** PROBLEM STATEMENT **
From the material below, pull each line containing the string "settings".

** RECORDS SUPPLIED **
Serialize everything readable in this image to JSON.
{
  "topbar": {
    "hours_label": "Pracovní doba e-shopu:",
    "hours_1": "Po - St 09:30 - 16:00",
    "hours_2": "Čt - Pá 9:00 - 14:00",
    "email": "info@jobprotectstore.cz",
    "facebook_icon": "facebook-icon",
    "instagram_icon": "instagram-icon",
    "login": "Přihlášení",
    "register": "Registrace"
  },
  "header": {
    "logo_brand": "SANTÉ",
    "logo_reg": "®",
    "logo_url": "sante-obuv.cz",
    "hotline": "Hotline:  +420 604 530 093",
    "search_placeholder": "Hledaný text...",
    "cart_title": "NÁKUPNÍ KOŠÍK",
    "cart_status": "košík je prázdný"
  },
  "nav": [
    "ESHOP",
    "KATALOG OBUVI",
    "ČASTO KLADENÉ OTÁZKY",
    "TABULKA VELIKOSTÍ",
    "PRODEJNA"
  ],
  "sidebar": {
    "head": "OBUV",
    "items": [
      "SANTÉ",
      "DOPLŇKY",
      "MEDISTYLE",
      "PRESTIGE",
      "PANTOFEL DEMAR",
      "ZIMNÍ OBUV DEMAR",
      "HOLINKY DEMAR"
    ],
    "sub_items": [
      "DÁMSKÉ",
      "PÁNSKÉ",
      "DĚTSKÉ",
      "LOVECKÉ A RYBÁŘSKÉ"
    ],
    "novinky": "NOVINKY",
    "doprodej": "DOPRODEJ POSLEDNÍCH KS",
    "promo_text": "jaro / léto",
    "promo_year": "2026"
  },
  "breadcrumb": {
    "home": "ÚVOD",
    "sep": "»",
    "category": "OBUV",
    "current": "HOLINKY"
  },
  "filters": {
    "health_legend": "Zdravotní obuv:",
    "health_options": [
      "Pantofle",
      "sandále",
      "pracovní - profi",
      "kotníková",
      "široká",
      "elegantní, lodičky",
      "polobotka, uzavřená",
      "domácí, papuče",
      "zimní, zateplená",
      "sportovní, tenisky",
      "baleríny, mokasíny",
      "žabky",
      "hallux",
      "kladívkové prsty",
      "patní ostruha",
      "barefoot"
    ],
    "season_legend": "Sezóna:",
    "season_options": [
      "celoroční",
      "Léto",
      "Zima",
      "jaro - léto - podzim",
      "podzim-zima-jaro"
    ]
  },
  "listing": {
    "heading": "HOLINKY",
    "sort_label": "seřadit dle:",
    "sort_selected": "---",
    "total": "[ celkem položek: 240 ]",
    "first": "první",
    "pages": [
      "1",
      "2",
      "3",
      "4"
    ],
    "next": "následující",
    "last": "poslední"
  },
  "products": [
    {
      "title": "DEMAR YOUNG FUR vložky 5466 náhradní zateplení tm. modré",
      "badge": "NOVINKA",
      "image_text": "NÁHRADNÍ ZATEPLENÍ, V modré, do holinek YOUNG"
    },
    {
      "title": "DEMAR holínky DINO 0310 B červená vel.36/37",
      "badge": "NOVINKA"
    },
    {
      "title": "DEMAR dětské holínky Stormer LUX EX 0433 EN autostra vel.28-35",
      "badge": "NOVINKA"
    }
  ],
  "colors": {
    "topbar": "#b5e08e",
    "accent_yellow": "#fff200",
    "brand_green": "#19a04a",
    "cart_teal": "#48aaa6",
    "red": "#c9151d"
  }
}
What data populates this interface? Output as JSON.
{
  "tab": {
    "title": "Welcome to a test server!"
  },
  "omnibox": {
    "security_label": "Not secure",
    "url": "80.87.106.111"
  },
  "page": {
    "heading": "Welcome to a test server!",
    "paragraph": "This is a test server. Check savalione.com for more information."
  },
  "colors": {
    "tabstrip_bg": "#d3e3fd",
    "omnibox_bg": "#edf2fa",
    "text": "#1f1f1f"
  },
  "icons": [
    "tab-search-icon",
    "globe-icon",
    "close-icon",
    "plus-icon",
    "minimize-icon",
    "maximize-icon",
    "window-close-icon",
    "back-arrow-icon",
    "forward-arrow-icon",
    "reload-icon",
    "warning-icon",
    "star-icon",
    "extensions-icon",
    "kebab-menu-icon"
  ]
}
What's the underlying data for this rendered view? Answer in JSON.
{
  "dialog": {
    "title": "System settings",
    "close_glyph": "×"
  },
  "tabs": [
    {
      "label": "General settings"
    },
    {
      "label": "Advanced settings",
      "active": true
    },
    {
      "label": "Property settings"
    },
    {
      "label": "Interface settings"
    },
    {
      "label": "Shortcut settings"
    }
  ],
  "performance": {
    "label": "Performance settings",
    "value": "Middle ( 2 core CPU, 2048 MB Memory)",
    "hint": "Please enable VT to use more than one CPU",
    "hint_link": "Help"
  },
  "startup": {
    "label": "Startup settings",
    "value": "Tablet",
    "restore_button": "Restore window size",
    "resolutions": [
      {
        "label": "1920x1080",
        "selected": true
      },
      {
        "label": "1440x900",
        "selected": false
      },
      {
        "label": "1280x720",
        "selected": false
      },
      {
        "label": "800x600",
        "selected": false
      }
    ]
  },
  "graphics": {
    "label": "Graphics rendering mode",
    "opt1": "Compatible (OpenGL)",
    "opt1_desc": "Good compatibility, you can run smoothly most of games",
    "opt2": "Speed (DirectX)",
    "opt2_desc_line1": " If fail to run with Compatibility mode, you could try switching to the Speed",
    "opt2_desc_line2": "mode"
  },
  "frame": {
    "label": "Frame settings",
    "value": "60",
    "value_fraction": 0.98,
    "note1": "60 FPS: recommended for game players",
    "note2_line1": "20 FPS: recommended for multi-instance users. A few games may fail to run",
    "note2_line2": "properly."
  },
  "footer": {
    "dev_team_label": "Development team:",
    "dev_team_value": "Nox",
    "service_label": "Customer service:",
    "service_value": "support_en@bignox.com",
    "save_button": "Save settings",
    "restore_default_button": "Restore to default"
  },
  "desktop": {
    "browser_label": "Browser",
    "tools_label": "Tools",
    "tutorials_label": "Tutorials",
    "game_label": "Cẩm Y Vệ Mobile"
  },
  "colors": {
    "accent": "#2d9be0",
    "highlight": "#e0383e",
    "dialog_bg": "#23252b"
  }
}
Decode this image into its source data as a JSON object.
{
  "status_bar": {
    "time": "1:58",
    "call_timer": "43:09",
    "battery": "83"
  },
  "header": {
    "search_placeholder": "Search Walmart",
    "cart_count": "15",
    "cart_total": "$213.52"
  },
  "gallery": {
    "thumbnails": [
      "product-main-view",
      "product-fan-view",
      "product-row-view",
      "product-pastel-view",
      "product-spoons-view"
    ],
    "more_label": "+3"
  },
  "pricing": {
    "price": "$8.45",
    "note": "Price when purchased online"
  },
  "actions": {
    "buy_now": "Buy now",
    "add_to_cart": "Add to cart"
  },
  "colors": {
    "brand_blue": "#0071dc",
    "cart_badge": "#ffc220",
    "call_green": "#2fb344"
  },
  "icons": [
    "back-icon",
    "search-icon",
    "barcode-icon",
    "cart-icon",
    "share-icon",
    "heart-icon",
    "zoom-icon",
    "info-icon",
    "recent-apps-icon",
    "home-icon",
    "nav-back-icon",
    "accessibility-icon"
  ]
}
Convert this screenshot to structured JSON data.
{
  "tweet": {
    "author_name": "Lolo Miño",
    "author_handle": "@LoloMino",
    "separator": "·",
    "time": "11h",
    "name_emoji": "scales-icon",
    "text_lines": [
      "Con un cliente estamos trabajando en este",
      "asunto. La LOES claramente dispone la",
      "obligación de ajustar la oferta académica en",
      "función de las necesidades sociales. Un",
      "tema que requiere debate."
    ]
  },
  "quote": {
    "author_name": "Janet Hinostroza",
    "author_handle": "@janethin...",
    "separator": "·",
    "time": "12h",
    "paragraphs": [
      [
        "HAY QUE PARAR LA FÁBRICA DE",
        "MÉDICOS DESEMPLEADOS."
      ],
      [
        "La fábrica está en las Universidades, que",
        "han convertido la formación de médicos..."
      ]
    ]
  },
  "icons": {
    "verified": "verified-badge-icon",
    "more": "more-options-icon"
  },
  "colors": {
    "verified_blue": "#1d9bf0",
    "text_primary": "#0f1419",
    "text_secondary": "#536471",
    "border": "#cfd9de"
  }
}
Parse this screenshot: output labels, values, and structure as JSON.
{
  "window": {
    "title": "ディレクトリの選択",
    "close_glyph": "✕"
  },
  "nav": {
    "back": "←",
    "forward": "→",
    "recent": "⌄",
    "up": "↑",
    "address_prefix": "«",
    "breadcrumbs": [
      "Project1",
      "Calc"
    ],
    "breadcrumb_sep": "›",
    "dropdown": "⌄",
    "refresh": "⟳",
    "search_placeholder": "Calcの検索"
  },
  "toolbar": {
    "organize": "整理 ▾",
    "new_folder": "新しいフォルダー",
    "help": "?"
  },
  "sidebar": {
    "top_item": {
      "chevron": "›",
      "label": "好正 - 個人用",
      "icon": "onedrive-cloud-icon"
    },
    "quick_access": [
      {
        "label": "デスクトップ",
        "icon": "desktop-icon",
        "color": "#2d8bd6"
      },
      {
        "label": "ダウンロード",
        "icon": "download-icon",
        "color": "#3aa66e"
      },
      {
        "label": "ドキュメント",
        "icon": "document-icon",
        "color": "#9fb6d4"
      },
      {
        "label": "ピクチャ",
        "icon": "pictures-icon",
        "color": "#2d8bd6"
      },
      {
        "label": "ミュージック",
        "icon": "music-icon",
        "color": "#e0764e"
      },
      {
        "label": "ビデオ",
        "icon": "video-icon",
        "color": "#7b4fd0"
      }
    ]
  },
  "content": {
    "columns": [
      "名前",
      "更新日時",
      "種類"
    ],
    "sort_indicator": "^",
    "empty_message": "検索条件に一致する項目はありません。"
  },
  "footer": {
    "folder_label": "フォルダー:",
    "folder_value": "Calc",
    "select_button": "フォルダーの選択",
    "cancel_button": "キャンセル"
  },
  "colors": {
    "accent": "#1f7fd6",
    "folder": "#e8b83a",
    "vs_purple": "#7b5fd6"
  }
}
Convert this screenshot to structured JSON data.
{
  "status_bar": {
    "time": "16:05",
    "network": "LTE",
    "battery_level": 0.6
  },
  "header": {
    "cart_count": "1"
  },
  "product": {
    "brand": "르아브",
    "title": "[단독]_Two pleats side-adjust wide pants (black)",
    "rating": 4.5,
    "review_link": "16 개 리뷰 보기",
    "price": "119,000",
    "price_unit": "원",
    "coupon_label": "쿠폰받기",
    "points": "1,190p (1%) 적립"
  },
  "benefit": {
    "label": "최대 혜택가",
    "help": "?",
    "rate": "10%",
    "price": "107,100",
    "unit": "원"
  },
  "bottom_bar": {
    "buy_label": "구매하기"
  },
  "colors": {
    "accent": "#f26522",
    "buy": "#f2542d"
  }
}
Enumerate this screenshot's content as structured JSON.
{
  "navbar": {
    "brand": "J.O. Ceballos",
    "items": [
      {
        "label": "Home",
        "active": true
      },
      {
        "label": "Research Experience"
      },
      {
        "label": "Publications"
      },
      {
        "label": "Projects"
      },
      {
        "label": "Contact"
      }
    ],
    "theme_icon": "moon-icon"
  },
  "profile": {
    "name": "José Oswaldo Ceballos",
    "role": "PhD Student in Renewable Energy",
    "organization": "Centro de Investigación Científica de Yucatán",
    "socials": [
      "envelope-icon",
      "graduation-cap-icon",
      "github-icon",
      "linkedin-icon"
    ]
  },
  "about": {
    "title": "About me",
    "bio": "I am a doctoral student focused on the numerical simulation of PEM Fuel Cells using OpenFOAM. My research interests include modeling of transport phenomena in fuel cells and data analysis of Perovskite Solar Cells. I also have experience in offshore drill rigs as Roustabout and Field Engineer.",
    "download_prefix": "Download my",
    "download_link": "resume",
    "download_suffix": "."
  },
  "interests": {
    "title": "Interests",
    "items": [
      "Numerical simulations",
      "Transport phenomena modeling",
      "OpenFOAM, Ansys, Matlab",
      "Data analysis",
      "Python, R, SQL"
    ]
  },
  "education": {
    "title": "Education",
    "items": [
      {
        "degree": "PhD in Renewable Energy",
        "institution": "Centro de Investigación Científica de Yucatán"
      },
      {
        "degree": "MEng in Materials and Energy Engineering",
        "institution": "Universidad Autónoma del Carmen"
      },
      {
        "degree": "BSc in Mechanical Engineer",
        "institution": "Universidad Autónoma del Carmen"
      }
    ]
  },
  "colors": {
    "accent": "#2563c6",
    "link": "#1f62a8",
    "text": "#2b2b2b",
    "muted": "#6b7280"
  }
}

** TASK RESPONSE **
    "title": "System settings",
      "label": "General settings"
      "label": "Advanced settings",
      "label": "Property settings"
      "label": "Interface settings"
      "label": "Shortcut settings"
    "label": "Performance settings",
    "label": "Startup settings",
    "label": "Frame settings",
    "save_button": "Save settings",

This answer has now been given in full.